Cream the unsalted butter with sugar until pale and fluffy, mix in peanut butter, mix again until light. Add in vanilla flavouring. Mix well. Fold in the flours. The mixture should be heavy and thick. If you can't roll them into balls, give a little bit more flour. Roll them into balls, flatten slightly either with your fingers or with fork. Bake slowly at 140C until pale brown. Let them set on the baking tray for 10 minutes, then let cool on the wire rack. Makes 20-25.

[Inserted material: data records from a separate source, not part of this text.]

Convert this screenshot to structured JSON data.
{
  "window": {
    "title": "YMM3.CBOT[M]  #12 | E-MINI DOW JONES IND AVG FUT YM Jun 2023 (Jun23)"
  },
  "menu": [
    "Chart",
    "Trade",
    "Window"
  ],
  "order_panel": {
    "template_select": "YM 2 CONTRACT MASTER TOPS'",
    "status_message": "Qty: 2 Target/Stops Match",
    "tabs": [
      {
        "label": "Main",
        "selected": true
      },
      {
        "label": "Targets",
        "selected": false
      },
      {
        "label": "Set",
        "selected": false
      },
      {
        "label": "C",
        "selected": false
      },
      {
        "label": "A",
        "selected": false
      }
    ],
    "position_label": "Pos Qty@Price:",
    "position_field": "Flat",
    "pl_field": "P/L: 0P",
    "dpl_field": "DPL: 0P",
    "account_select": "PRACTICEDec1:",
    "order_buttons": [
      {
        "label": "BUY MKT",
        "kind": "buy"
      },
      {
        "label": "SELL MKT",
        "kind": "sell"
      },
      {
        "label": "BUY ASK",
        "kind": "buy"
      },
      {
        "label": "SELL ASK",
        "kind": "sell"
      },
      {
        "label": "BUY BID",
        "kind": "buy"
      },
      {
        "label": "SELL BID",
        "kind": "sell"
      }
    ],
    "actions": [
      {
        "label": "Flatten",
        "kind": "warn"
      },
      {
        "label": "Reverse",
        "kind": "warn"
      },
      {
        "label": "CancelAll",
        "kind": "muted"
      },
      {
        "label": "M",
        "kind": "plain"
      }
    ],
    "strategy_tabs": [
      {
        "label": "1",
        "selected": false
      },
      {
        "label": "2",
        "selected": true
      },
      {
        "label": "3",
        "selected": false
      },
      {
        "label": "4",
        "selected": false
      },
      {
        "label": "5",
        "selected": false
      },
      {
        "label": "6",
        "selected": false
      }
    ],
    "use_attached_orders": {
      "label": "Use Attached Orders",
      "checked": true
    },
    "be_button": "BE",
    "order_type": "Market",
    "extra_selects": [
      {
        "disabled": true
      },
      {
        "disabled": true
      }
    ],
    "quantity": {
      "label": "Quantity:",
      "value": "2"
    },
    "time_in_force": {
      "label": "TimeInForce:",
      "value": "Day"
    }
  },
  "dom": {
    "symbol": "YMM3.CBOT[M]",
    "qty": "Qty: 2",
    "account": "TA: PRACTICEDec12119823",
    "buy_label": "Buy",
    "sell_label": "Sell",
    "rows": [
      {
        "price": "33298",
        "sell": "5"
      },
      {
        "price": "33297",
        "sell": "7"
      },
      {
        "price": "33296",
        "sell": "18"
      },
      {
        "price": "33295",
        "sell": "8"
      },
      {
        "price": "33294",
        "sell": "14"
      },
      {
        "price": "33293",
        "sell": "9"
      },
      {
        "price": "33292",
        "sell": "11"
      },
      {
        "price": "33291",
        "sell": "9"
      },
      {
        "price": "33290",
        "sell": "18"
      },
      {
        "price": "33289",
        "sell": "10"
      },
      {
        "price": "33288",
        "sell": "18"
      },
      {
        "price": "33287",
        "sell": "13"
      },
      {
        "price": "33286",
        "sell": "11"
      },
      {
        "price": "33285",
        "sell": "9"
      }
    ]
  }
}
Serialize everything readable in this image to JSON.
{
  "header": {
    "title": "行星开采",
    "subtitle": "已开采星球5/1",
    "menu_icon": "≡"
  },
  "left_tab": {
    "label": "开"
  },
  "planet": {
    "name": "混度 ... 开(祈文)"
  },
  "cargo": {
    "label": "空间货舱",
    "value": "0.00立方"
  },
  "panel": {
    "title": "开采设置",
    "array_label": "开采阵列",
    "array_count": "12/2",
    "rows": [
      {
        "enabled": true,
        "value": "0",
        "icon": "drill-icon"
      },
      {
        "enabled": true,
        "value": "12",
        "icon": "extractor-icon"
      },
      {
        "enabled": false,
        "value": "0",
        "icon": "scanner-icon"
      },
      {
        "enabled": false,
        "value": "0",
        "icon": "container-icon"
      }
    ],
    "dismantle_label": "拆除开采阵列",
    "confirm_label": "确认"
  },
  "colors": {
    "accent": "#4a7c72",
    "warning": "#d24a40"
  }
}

I hadn't done any more baking since last Christmas as our orchard has been giving us plentiful of fruits. Morning and afternoon teas are forgotten to be enjoyed with batches of cookies and slices of cakes, yet this can be satisfied journey for little tummies. Moreover, they are safer for them to eat, I suppose.

But then again, I'd love to treat them something I can bake. I've been browsing old magazines that I've been subscribing for years. I came up with this recipe.

I like to use gluten-free baking mix to make biscuits as they can produce melt-in-the-mouth texture, though light handling has to be applied carefully, otherwise I would end up with working on crumbs. Using it for cakes, it different matters.

I've used the recipe of chocolate cake from the back of the Healtheries gluten-free baking mix everytime I entertain families and friends that one of them is suffered Coeliacs disease. It was a good alternative and a safe way to provide healthy choice for the sufferers, including my children. But then, satisfaction is not guaranteed. I'm used to high-risen and thick spongey cakes and can't hope too much from gluten-free baking mix. I can't probably compare them at the frist place.

However, for the sake of well-beings, I should set aside what's bothering me. It bothers me more to see them sick. This recipe is good, yet be prepared for crumbly result. I reduced the sugar, as usual.

Gluten-free Birthday Cake
Source: Pip Duncan, Foodtown Magazine
[Congratulations to Pip Duncan who had just won the New Zealand Dietetics Association's category award for Excellence of Achievement in Dietetics]

250g butter,
1 cup sugar (I reduced to ½ cup),
1 Tbs each: finely grated orange rind, orange juice,
2 eggs,
2 cups each: wheat and gluten-free baking mix, rice flour, dried fruit (I mixed raisins, sultanas, and apricots),
¼ cup milk

Preheat the oven to 170C. Cream the butter and sugar in a bowl, until light and fluffy. Add the orange rind and juice and the eggs. Mix well. Fold in the baking mix and flour alternatively with dried fruit (and milk). Pour into a depp, 23cm ring pan and place in the oven. Bake for about 1 hour or until a skewer inserted into the middle comes out clean.


Bron said...

Oh this is sad, children shouldn't have to deal with such things.
However, I must say these treats do look mighty yum!

Arfi Binsted said...

yes, bron. it's really breaking my heart. i am just glad i can give her treat every now and then and experimenting with the gluten-free recipes.

caba said...

Hi, I discovered only few months ago (and I am 39!!!) that I am gluten intolerant. I had to change my diet inmediatelly, but discovered lots of other foods, including gluten-free products, available on the market. To substitute sugar, especially for kids, try cooking and sweetening with Stevia. It is a marvelous plant that tastes like sugar and is harmles for the body. The plant grows in South America and indians have been using it for centuries. It is high in fiber, but has 0 calories! For more info about the product I am consuming go to www.sweetleaf.com.